Rosmann: New Year offers time to reflect on readers’ comments, questionsFor most of us, the holiday season is a time of reflection about events and accomplishments during the previous year as well as remembering the spiritual meaning of Christmas and exchanging gifts with family and friends. This week, I’ve assembled reflections from readers about my various columns and personal observations.
By: Mike Rosmann, INFORUM
For most of us, the holiday season is a time of reflection about events and accomplishments during the previous year as well as remembering the spiritual meaning of Christmas and exchanging gifts with family and friends.
This week, I’ve assembled reflections from readers about my various columns and personal observations.
Common problems for which people request assistance involve difficulties getting along with family members in farming operations, disputes over estate matters, complicated divorces and depression.
I aimed from the outset for my columns to assist the people involved in agriculture with managing their behavioral health and overall well-being.
While I have been able to personally offer professional services to a few families within reasonable driving distance, I have to refer the majority to options I can locate in their geographic region. That’s tough because there aren’t enough counselors, mediators and other specialists who understand agriculture.
There is no directory of trained agricultural behavioral health specialists. There are not enough graduate schools or continuing education programs that prepare psychologists, physicians and other behavioral health specialists to serve the agricultural population.
Positive feedback keeps me going, such as the following: “I enjoyed your article on Lincoln… I too suffered from bouts of depression … Using it to strengthen us, not debilitate us, is the key.”
“It was with tears in my eyes (as I read) your April 5 article on ‘when bad things happen to farmers.’ I was struck by a pickup … and had five surgeries. Had I not forgiven the driver I never would have healed.”
“Wondering if I could get a copy of the ‘Are farmers the biggest risk takers.’ I would like to hang it in the barn (as a reminder).”
“I recently read your article about (Native Americans) with great interest … The Indians were successful in their (agricultural) methods for many centuries or at least they survived. We have been in our (agricultural) system basically for a couple hundred years. If our system lasts as long as theirs, I will be amazed.”
Only one person thus far lambasted me. His comment about my recommendations regarding the Farm Bill was, “Government getting bigger and telling us what to do … they should go to hell.” His other comments were even more descriptive and can’t be printed.
Not everyone will have an enjoyable holiday season. Many farm families in Nebraska, Illinois, Indiana and too many other places are recovering from treacherous tornados, lack of sufficient precipitation for their crops this past season and other misfortunes.
Others are struggling to adjust to the loss of loved ones, family strife, health issues and assorted calamities. Christmas and 2014 offer opportunities to review what these circumstances bring to enable us to find renewed purpose.
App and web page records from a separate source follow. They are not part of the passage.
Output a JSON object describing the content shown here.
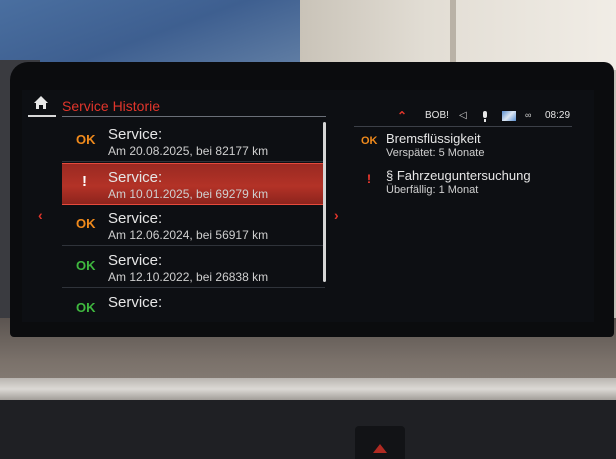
{
  "header": {
    "title": "Service Historie"
  },
  "status_bar": {
    "station": "BOB!",
    "time": "08:29"
  },
  "service_list": [
    {
      "status": "OK",
      "title": "Service:",
      "detail": "Am 20.08.2025, bei 82177 km"
    },
    {
      "status": "!",
      "title": "Service:",
      "detail": "Am 10.01.2025, bei 69279 km"
    },
    {
      "status": "OK",
      "title": "Service:",
      "detail": "Am 12.06.2024, bei 56917 km"
    },
    {
      "status": "OK",
      "title": "Service:",
      "detail": "Am 12.10.2022, bei 26838 km"
    },
    {
      "status": "OK",
      "title": "Service:",
      "detail": ""
    }
  ],
  "detail_panel": [
    {
      "status": "OK",
      "title": "Bremsflüssigkeit",
      "subtitle": "Verspätet: 5 Monate"
    },
    {
      "status": "!",
      "title": "§ Fahrzeuguntersuchung",
      "subtitle": "Überfällig: 1 Monat"
    }
  ],
  "colors": {
    "accent_red": "#e0352b",
    "ok_orange": "#f08a1c",
    "ok_green": "#3fb83f",
    "selected_row": "#b33227"
  },
  "icons": {
    "home": "home-icon",
    "nav_left": "chevron-left-icon",
    "nav_right": "chevron-right-icon",
    "status_chevron": "chevron-up-icon",
    "audio": "speaker-icon",
    "mic": "microphone-icon",
    "navigation": "map-icon",
    "connected_drive": "connected-drive-icon"
  }
}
The holidays should be about becoming better people and better farmers. You, dear readers, have been very kind to me. Thank you for your useful feedback and encouragement.
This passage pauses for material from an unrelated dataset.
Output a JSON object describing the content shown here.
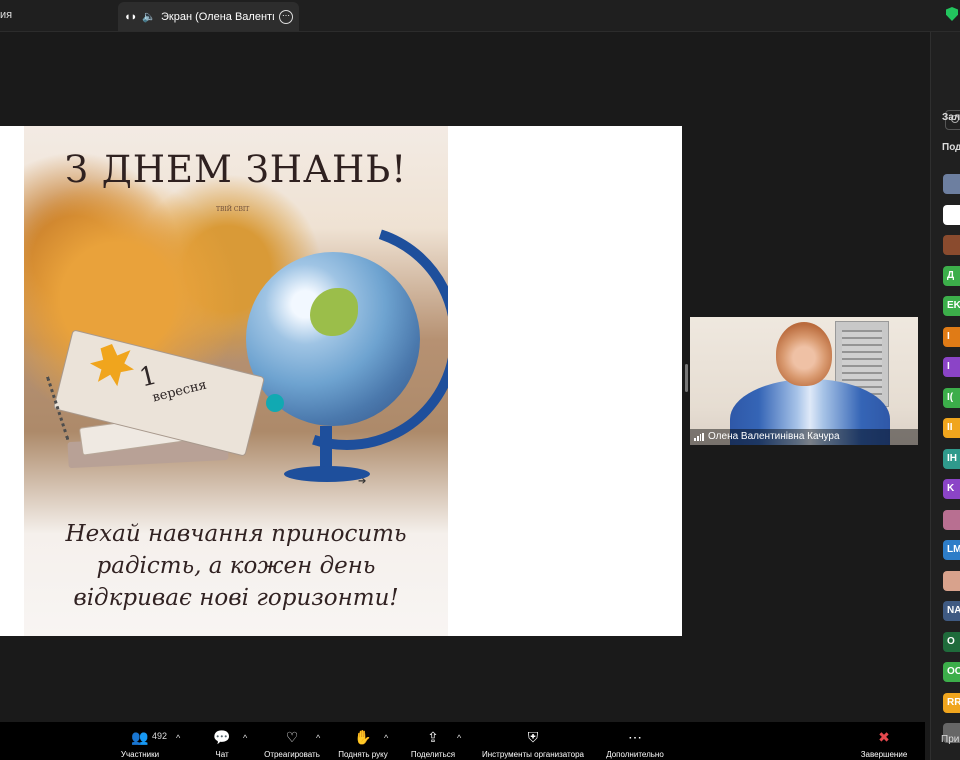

Mike Rosmann is a Harlan, Iowa, psychologist and farmer. To contact him, visit www.agbehavioralhealth.com.